As we talk here tonight on such a wide range of issues, it is important to realise what this Bill does. First, it will allow the Governor-General to declare other flags and ensigns of Australia only by regulation and not by proclamation. Secondly, the Governor-General will not be able to appoint other flags to challenge or detract from the Australian flag as a symbol of our nation or national institutions. Thirdly, and finally, and most importantly I believe, it requires that a referendum be held before there can be a change to the national flag. That purely and simply means that from that time on, if Australians want to change their flag, they will have to indicate that desire through a referendum. It will have to be a decision made literally by the Australian people-a majority of States and a majority of people. I think that is a perfectly realistic and proper circumstance.

I am glad that the Government, when coming into this debate tonight-a debate that has resulted from Senator Durack's Bill in this place-has seen fit to say that it supports this proposition. Indeed, the number of Australians poll-wise who support that proposition is even greater percentage-wise than those who support the Prime Minister (Mr Hawke). It is no wonder that the Government has indicated it will support this legislation. The important thing is that the legislation is here and that we should seriously bring it into being.
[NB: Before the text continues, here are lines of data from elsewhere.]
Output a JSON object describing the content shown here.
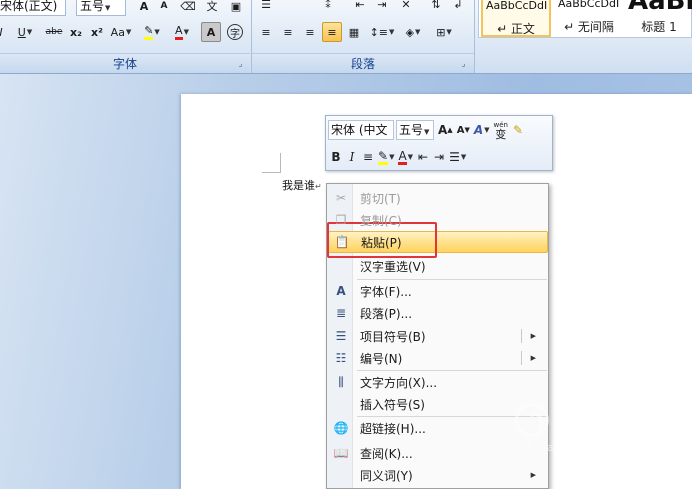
{
  "ribbon": {
    "font_name_partial": "宋体(正文)",
    "font_size": "五号",
    "font_group_label": "字体",
    "paragraph_group_label": "段落",
    "styles": [
      {
        "sample": "AaBbCcDdI",
        "name": "↵ 正文",
        "active": true
      },
      {
        "sample": "AaBbCcDdI",
        "name": "↵ 无间隔",
        "active": false
      },
      {
        "sample": "AaBb",
        "name": "标题 1",
        "active": false
      }
    ],
    "underline": "U",
    "strike": "abe",
    "subscript": "x₂",
    "superscript": "x²",
    "change_case": "Aa",
    "char_shading": "A",
    "enclose": "字"
  },
  "document": {
    "text": "我是谁",
    "paragraph_mark": "↵"
  },
  "mini_toolbar": {
    "font_name": "宋体 (中文",
    "font_size": "五号",
    "grow_font": "A",
    "shrink_font": "A",
    "bold": "B",
    "italic": "I",
    "phonetic": "wén",
    "font_color": "A"
  },
  "context_menu": {
    "items": [
      {
        "label": "剪切(T)",
        "icon": "scissors-icon",
        "disabled": true
      },
      {
        "label": "复制(C)",
        "icon": "copy-icon",
        "disabled": true
      },
      {
        "label": "粘贴(P)",
        "icon": "paste-icon",
        "disabled": false,
        "highlighted": true
      },
      {
        "label": "汉字重选(V)",
        "icon": "",
        "disabled": false
      },
      {
        "label": "字体(F)...",
        "icon": "font-icon",
        "disabled": false
      },
      {
        "label": "段落(P)...",
        "icon": "paragraph-icon",
        "disabled": false
      },
      {
        "label": "项目符号(B)",
        "icon": "bullets-icon",
        "disabled": false,
        "submenu": true
      },
      {
        "label": "编号(N)",
        "icon": "numbering-icon",
        "disabled": false,
        "submenu": true
      },
      {
        "label": "文字方向(X)...",
        "icon": "text-direction-icon",
        "disabled": false
      },
      {
        "label": "插入符号(S)",
        "icon": "",
        "disabled": false
      },
      {
        "label": "超链接(H)...",
        "icon": "hyperlink-icon",
        "disabled": false
      },
      {
        "label": "查阅(K)...",
        "icon": "lookup-icon",
        "disabled": false
      },
      {
        "label": "同义词(Y)",
        "icon": "",
        "disabled": false,
        "submenu": true
      }
    ]
  },
  "watermark": {
    "cn": "搜狗指南",
    "en": "zhinan.sogou.com"
  },
  "colors": {
    "highlight": "#ffe08a",
    "callout": "#e0363a",
    "ribbon_label": "#15428b"
  }
}
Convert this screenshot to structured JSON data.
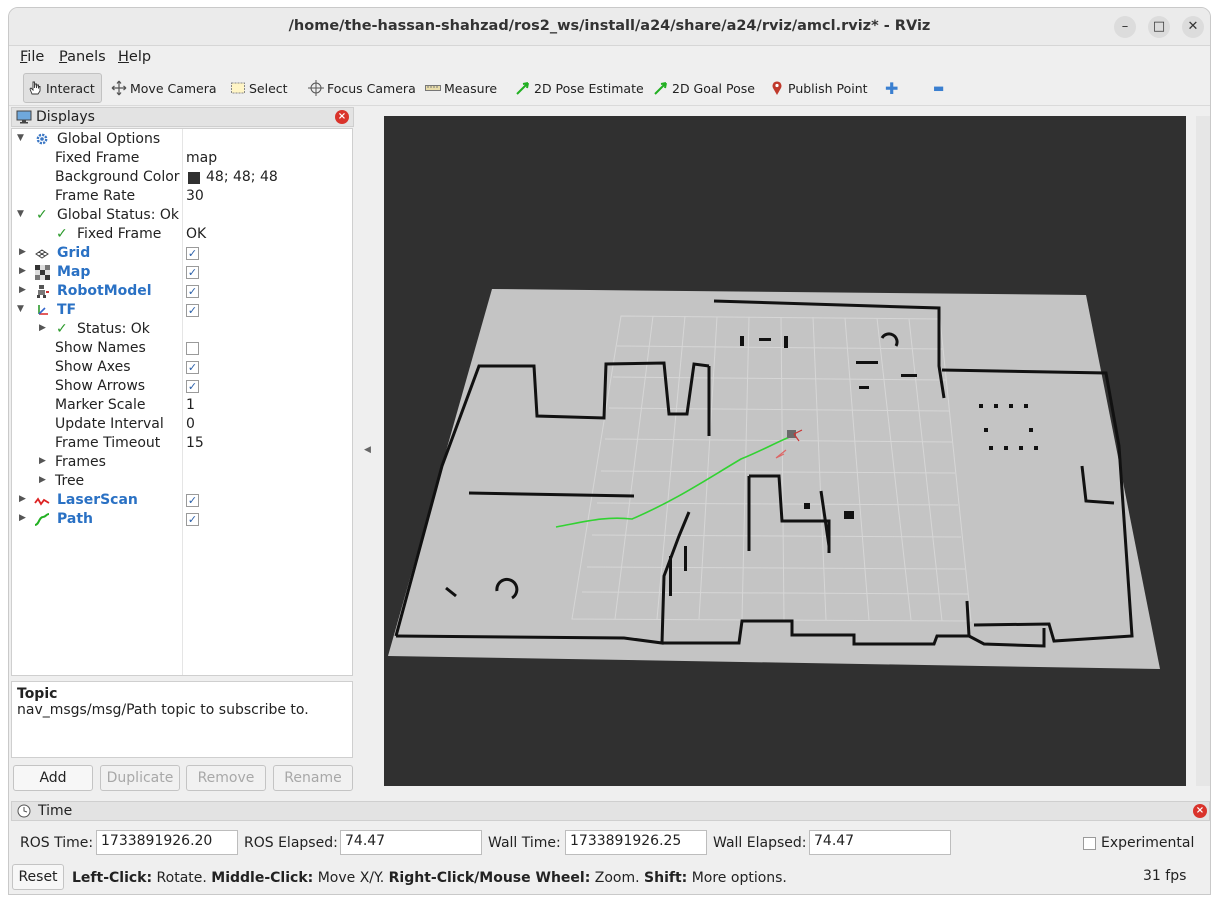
{
  "window": {
    "title": "/home/the-hassan-shahzad/ros2_ws/install/a24/share/a24/rviz/amcl.rviz* - RViz",
    "min_symbol": "–",
    "max_symbol": "□",
    "close_symbol": "✕"
  },
  "menu": [
    {
      "label": "File",
      "u": "F",
      "rest": "ile"
    },
    {
      "label": "Panels",
      "u": "P",
      "rest": "anels"
    },
    {
      "label": "Help",
      "u": "H",
      "rest": "elp"
    }
  ],
  "toolbar": {
    "interact": "Interact",
    "move_camera": "Move Camera",
    "select": "Select",
    "focus_camera": "Focus Camera",
    "measure": "Measure",
    "pose_estimate": "2D Pose Estimate",
    "goal_pose": "2D Goal Pose",
    "publish_point": "Publish Point",
    "add_symbol": "✚",
    "remove_symbol": "▬"
  },
  "displays": {
    "title": "Displays",
    "close_symbol": "×",
    "rows": {
      "global_options": "Global Options",
      "fixed_frame_label": "Fixed Frame",
      "fixed_frame_value": "map",
      "bg_color_label": "Background Color",
      "bg_color_value": "48; 48; 48",
      "frame_rate_label": "Frame Rate",
      "frame_rate_value": "30",
      "global_status": "Global Status: Ok",
      "gs_fixed_frame": "Fixed Frame",
      "gs_fixed_frame_value": "OK",
      "grid": "Grid",
      "map": "Map",
      "robot_model": "RobotModel",
      "tf": "TF",
      "tf_status": "Status: Ok",
      "show_names": "Show Names",
      "show_axes": "Show Axes",
      "show_arrows": "Show Arrows",
      "marker_scale": "Marker Scale",
      "marker_scale_value": "1",
      "update_interval": "Update Interval",
      "update_interval_value": "0",
      "frame_timeout": "Frame Timeout",
      "frame_timeout_value": "15",
      "frames": "Frames",
      "tree": "Tree",
      "laser_scan": "LaserScan",
      "path": "Path"
    },
    "check_symbol": "✓",
    "checks": {
      "grid": true,
      "map": true,
      "robot_model": true,
      "tf": true,
      "show_names": false,
      "show_axes": true,
      "show_arrows": true,
      "laser_scan": true,
      "path": true
    }
  },
  "description": {
    "title": "Topic",
    "text": "nav_msgs/msg/Path topic to subscribe to."
  },
  "panel_buttons": {
    "add": "Add",
    "duplicate": "Duplicate",
    "remove": "Remove",
    "rename": "Rename"
  },
  "time": {
    "title": "Time",
    "ros_time_label": "ROS Time:",
    "ros_time": "1733891926.20",
    "ros_elapsed_label": "ROS Elapsed:",
    "ros_elapsed": "74.47",
    "wall_time_label": "Wall Time:",
    "wall_time": "1733891926.25",
    "wall_elapsed_label": "Wall Elapsed:",
    "wall_elapsed": "74.47",
    "experimental": "Experimental"
  },
  "status": {
    "reset": "Reset",
    "k1": "Left-Click:",
    "v1": " Rotate. ",
    "k2": "Middle-Click:",
    "v2": " Move X/Y. ",
    "k3": "Right-Click/Mouse Wheel:",
    "v3": " Zoom. ",
    "k4": "Shift:",
    "v4": " More options.",
    "fps": "31 fps"
  },
  "colors": {
    "background": "#303030",
    "map_free": "#c4c4c4",
    "path": "#32d232",
    "link_blue": "#2a71c4"
  }
}
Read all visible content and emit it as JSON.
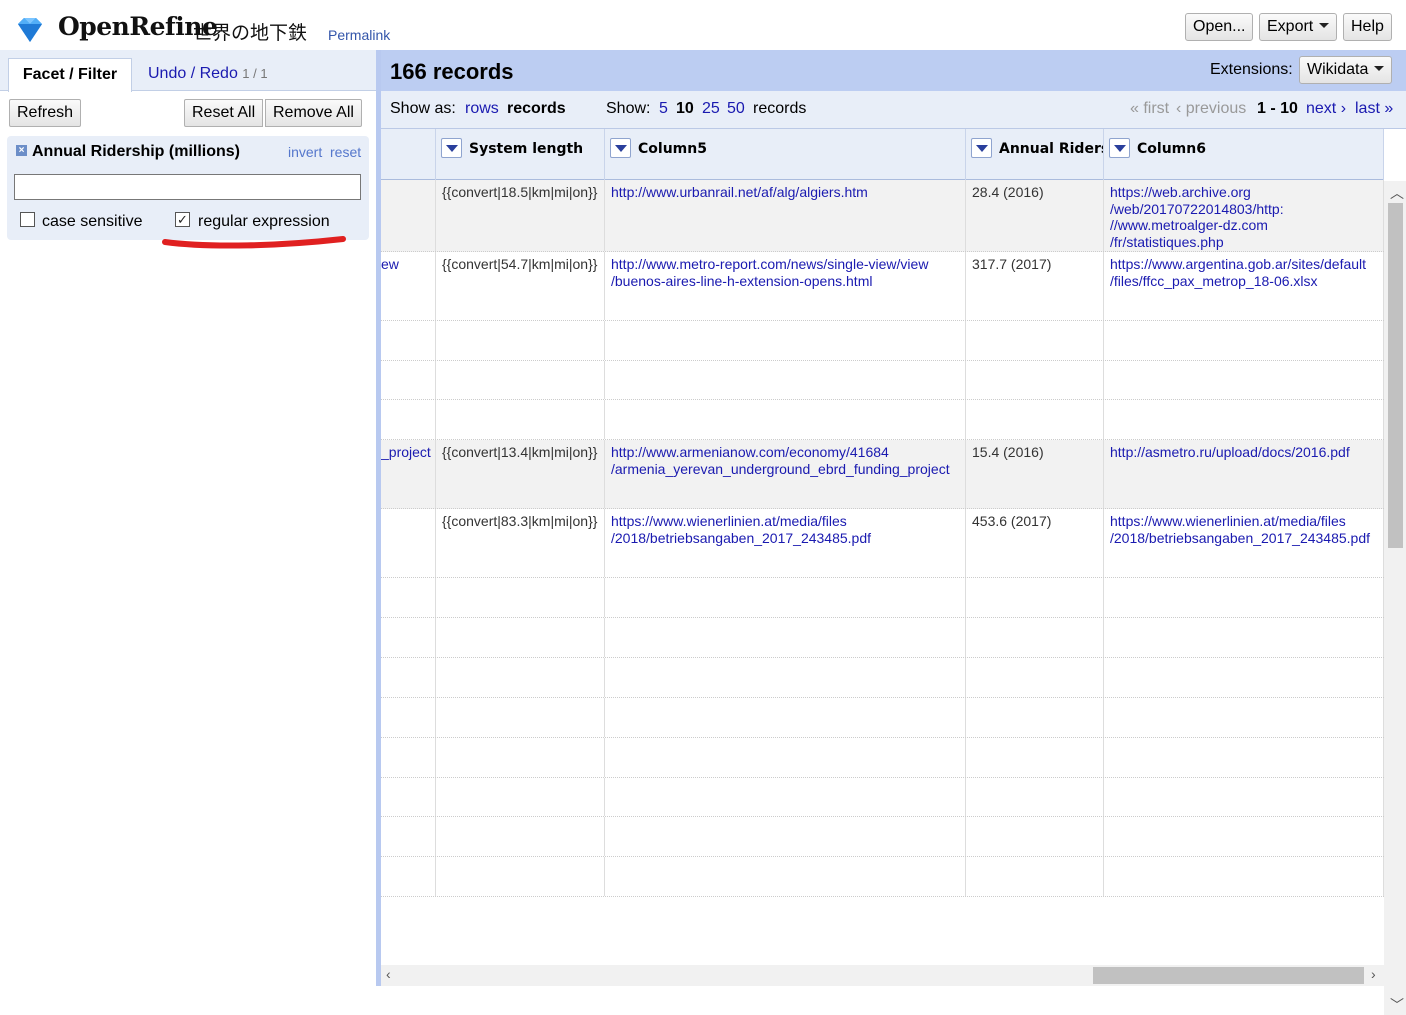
{
  "header": {
    "app_name": "OpenRefine",
    "project_name": "世界の地下鉄",
    "permalink": "Permalink",
    "open_label": "Open...",
    "export_label": "Export",
    "help_label": "Help"
  },
  "left": {
    "tab_facet": "Facet / Filter",
    "tab_undo": "Undo / Redo",
    "undo_count": "1 / 1",
    "refresh": "Refresh",
    "reset_all": "Reset All",
    "remove_all": "Remove All",
    "facet": {
      "title": "Annual Ridership (millions)",
      "invert": "invert",
      "reset": "reset",
      "close": "×",
      "case_label": "case sensitive",
      "case_checked": false,
      "regex_label": "regular expression",
      "regex_checked": true,
      "input_value": ""
    }
  },
  "summary": {
    "record_count": "166 records",
    "extensions_label": "Extensions:",
    "wikidata": "Wikidata"
  },
  "viewbar": {
    "show_as": "Show as:",
    "rows": "rows",
    "records": "records",
    "show": "Show:",
    "opt5": "5",
    "opt10": "10",
    "opt25": "25",
    "opt50": "50",
    "records_suffix": "records",
    "first": "« first",
    "previous": "‹ previous",
    "range": "1 - 10",
    "next": "next ›",
    "last": "last »"
  },
  "columns": [
    "System length",
    "Column5",
    "Annual Ridersh",
    "Column6"
  ],
  "rows": [
    {
      "c0": "",
      "c1": "{{convert|18.5|km|mi|on}}",
      "c2a": "http://www.urbanrail.net/af/alg/algiers.htm",
      "c2b": "",
      "c3": "28.4 (2016)",
      "c4a": "https://web.archive.org",
      "c4b": "/web/20170722014803/http:",
      "c4c": "//www.metroalger-dz.com",
      "c4d": "/fr/statistiques.php"
    },
    {
      "c0": "ew",
      "c1": "{{convert|54.7|km|mi|on}}",
      "c2a": "http://www.metro-report.com/news/single-view/view",
      "c2b": "/buenos-aires-line-h-extension-opens.html",
      "c3": "317.7 (2017)",
      "c4a": "https://www.argentina.gob.ar/sites/default",
      "c4b": "/files/ffcc_pax_metrop_18-06.xlsx",
      "c4c": "",
      "c4d": ""
    },
    {
      "c0": "",
      "c1": "",
      "c2a": "",
      "c2b": "",
      "c3": "",
      "c4a": "",
      "c4b": "",
      "c4c": "",
      "c4d": ""
    },
    {
      "c0": "",
      "c1": "",
      "c2a": "",
      "c2b": "",
      "c3": "",
      "c4a": "",
      "c4b": "",
      "c4c": "",
      "c4d": ""
    },
    {
      "c0": "",
      "c1": "",
      "c2a": "",
      "c2b": "",
      "c3": "",
      "c4a": "",
      "c4b": "",
      "c4c": "",
      "c4d": ""
    },
    {
      "c0": "_project",
      "c1": "{{convert|13.4|km|mi|on}}",
      "c2a": "http://www.armenianow.com/economy/41684",
      "c2b": "/armenia_yerevan_underground_ebrd_funding_project",
      "c3": "15.4 (2016)",
      "c4a": "http://asmetro.ru/upload/docs/2016.pdf",
      "c4b": "",
      "c4c": "",
      "c4d": ""
    },
    {
      "c0": "",
      "c1": "{{convert|83.3|km|mi|on}}",
      "c2a": "https://www.wienerlinien.at/media/files",
      "c2b": "/2018/betriebsangaben_2017_243485.pdf",
      "c3": "453.6 (2017)",
      "c4a": "https://www.wienerlinien.at/media/files",
      "c4b": "/2018/betriebsangaben_2017_243485.pdf",
      "c4c": "",
      "c4d": ""
    },
    {
      "c0": "",
      "c1": "",
      "c2a": "",
      "c2b": "",
      "c3": "",
      "c4a": "",
      "c4b": "",
      "c4c": "",
      "c4d": ""
    },
    {
      "c0": "",
      "c1": "",
      "c2a": "",
      "c2b": "",
      "c3": "",
      "c4a": "",
      "c4b": "",
      "c4c": "",
      "c4d": ""
    },
    {
      "c0": "",
      "c1": "",
      "c2a": "",
      "c2b": "",
      "c3": "",
      "c4a": "",
      "c4b": "",
      "c4c": "",
      "c4d": ""
    },
    {
      "c0": "",
      "c1": "",
      "c2a": "",
      "c2b": "",
      "c3": "",
      "c4a": "",
      "c4b": "",
      "c4c": "",
      "c4d": ""
    },
    {
      "c0": "",
      "c1": "",
      "c2a": "",
      "c2b": "",
      "c3": "",
      "c4a": "",
      "c4b": "",
      "c4c": "",
      "c4d": ""
    },
    {
      "c0": "",
      "c1": "",
      "c2a": "",
      "c2b": "",
      "c3": "",
      "c4a": "",
      "c4b": "",
      "c4c": "",
      "c4d": ""
    },
    {
      "c0": "",
      "c1": "",
      "c2a": "",
      "c2b": "",
      "c3": "",
      "c4a": "",
      "c4b": "",
      "c4c": "",
      "c4d": ""
    },
    {
      "c0": "",
      "c1": "",
      "c2a": "",
      "c2b": "",
      "c3": "",
      "c4a": "",
      "c4b": "",
      "c4c": "",
      "c4d": ""
    }
  ],
  "colors": {
    "accent": "#bccdf2",
    "link": "#1a1ab0",
    "annotation": "#e02020"
  }
}
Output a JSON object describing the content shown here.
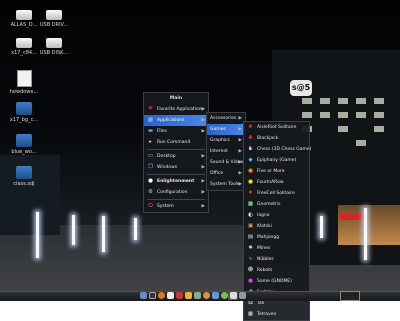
{
  "desktop_icons": [
    {
      "name": "drive",
      "label": "ALLAS_D..."
    },
    {
      "name": "drive",
      "label": "USB DRIV..."
    },
    {
      "name": "drive",
      "label": "x17_c84..."
    },
    {
      "name": "drive",
      "label": "USB DISK..."
    },
    {
      "name": "document",
      "label": "howdowe..."
    },
    {
      "name": "folder",
      "label": "x17_bg_c..."
    },
    {
      "name": "folder",
      "label": "blue_wo..."
    },
    {
      "name": "folder",
      "label": "class.sdj"
    }
  ],
  "main_menu": {
    "title": "Main",
    "items": [
      {
        "label": "Favorite Applications",
        "icon": "heart-icon",
        "has_submenu": true
      },
      {
        "label": "Applications",
        "icon": "apps-icon",
        "has_submenu": true,
        "selected": true
      },
      {
        "label": "Files",
        "icon": "folder-icon",
        "has_submenu": true
      },
      {
        "label": "Run Command",
        "icon": "terminal-icon",
        "has_submenu": false
      },
      {
        "label": "Desktop",
        "icon": "desktop-icon",
        "has_submenu": true
      },
      {
        "label": "Windows",
        "icon": "windows-icon",
        "has_submenu": true
      },
      {
        "label": "Enlightenment",
        "icon": "enlightenment-icon",
        "has_submenu": true
      },
      {
        "label": "Configuration",
        "icon": "gear-icon",
        "has_submenu": true
      },
      {
        "label": "System",
        "icon": "power-icon",
        "has_submenu": true
      }
    ]
  },
  "applications_menu": {
    "items": [
      {
        "label": "Accessories",
        "selected": false
      },
      {
        "label": "Games",
        "selected": true
      },
      {
        "label": "Graphics",
        "selected": false
      },
      {
        "label": "Internet",
        "selected": false
      },
      {
        "label": "Sound & Video",
        "selected": false
      },
      {
        "label": "Office",
        "selected": false
      },
      {
        "label": "System Tools",
        "selected": false
      }
    ]
  },
  "games_menu": {
    "items": [
      {
        "label": "AisleRiot Solitaire"
      },
      {
        "label": "Blackjack"
      },
      {
        "label": "Chess (3D Chess Game)"
      },
      {
        "label": "Epiphany (Game)"
      },
      {
        "label": "Five or More"
      },
      {
        "label": "FourInARow"
      },
      {
        "label": "FreeCell Solitaire"
      },
      {
        "label": "Gnometris"
      },
      {
        "label": "Iagno"
      },
      {
        "label": "Klotski"
      },
      {
        "label": "Mahjongg"
      },
      {
        "label": "Mines"
      },
      {
        "label": "Nibbles"
      },
      {
        "label": "Robots"
      },
      {
        "label": "Same (GNOME)"
      },
      {
        "label": "Sudoku"
      },
      {
        "label": "Tali"
      },
      {
        "label": "Tetravex"
      }
    ]
  },
  "taskbar": {
    "launchers": [
      "file-manager-icon",
      "terminal-icon",
      "browser-icon",
      "text-editor-icon",
      "media-icon",
      "mail-icon",
      "settings-icon",
      "browser-icon",
      "update-icon",
      "chat-icon",
      "calendar-icon",
      "trash-icon"
    ]
  },
  "colors": {
    "accent": "#3a74d8",
    "menu_bg": "#16191d"
  }
}
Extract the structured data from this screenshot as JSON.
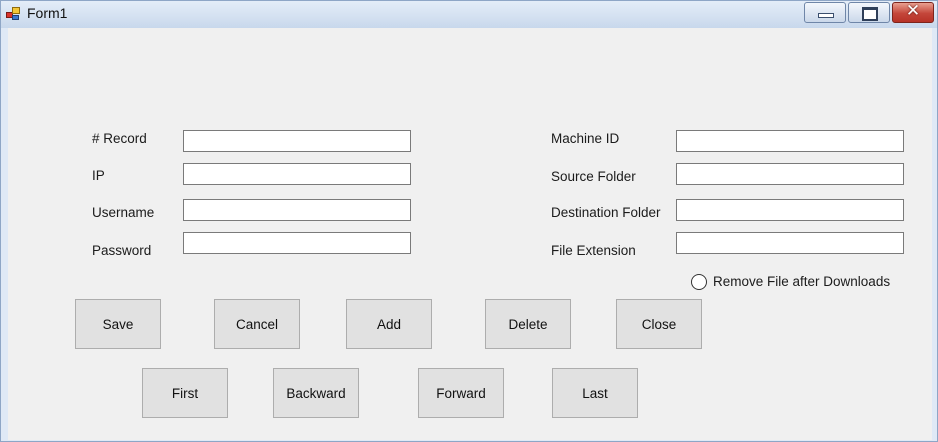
{
  "window": {
    "title": "Form1"
  },
  "title_controls": {
    "minimize": "minimize",
    "maximize": "maximize",
    "close": "close"
  },
  "fields_left": [
    {
      "label": "# Record",
      "value": ""
    },
    {
      "label": "IP",
      "value": ""
    },
    {
      "label": "Username",
      "value": ""
    },
    {
      "label": "Password",
      "value": ""
    }
  ],
  "fields_right": [
    {
      "label": "Machine ID",
      "value": ""
    },
    {
      "label": "Source Folder",
      "value": ""
    },
    {
      "label": "Destination Folder",
      "value": ""
    },
    {
      "label": "File Extension",
      "value": ""
    }
  ],
  "options": {
    "remove_file_label": "Remove File after Downloads",
    "remove_file_checked": false
  },
  "buttons_row1": {
    "save": "Save",
    "cancel": "Cancel",
    "add": "Add",
    "delete": "Delete",
    "close": "Close"
  },
  "buttons_row2": {
    "first": "First",
    "backward": "Backward",
    "forward": "Forward",
    "last": "Last"
  }
}
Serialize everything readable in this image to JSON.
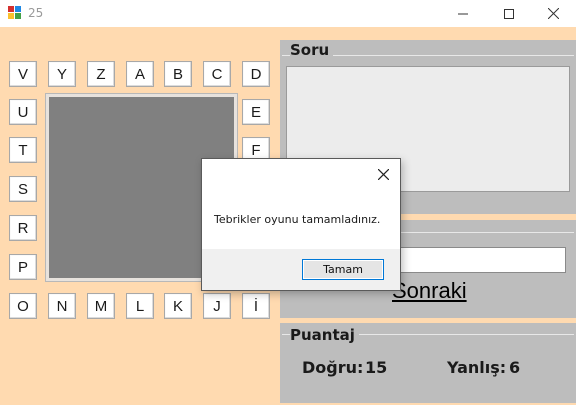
{
  "window": {
    "title": "25",
    "minimize_glyph": "—",
    "maximize_glyph": "☐",
    "close_glyph": "✕"
  },
  "letters": {
    "top": [
      "V",
      "Y",
      "Z",
      "A",
      "B",
      "C",
      "D"
    ],
    "left": [
      "U",
      "T",
      "S",
      "R",
      "P"
    ],
    "right": [
      "E",
      "F"
    ],
    "bottom": [
      "O",
      "N",
      "M",
      "L",
      "K",
      "J",
      "İ"
    ]
  },
  "soru": {
    "title": "Soru"
  },
  "answer": {
    "next_label": "Sonraki"
  },
  "puantaj": {
    "title": "Puantaj",
    "correct_label": "Doğru:",
    "correct_value": "15",
    "wrong_label": "Yanlış:",
    "wrong_value": "6"
  },
  "dialog": {
    "message": "Tebrikler oyunu tamamladınız.",
    "ok_label": "Tamam",
    "close_glyph": "✕"
  },
  "colors": {
    "background": "#ffdab0",
    "panel": "#bdbdbd",
    "board": "#808080",
    "accent": "#0078d7"
  }
}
It gives the Australian people the right to control the change at any time, if change there must be, to the Australian flag.

Let us be quite clear: Change is inevitable in our society. Of course there will be change. The important thing is that we maintain a measure of control over the rate of that change and, more particularly still, especially with a view to this legislation, that we maintain a control of the nature of that change; in other words, how it is to be brought about. Here in our Australia surely there has been extraordinary change over the years-change in lifestyles, change in a range of priorities, change in the compostion of our population, change in the development of our culture and change in the whole socio-economic circumstances in which we are developing. But, as I was saying a short while ago , that does not mean that the past is irrelevant.

The facts are that the Australian national flag, as it is today, has a relevance to Australia as it is today and where it is, under the southern cross. It has a relevance to its history and development as a part of what was once the British Empire. It has a relevance indeed to the past and the present and significantly, I hope, a relevance to the future. I fear that as the time for debate has virtually expired, I should round up my comments by saying that this legislation and this debate tonight, which has brought out a measure of humour and lightheartedness and has brought out even a measure of song from the Minister for Education and Youth Affairs (Senator Ryan), who is sitting opposite , has emphasised the great need to have within the control of the Australian people a real capacity to determine whether their national flag should be changed, and in what nature. That is what the legislation is about. That is what it promotes. It is extremely important that this Parliament should indicate its determination that, if at any time there is a move to change the national flag, it will not occur on the whim of some part of the Executive of some government, whatever government that may be; it will occur only at the command of the Australian people.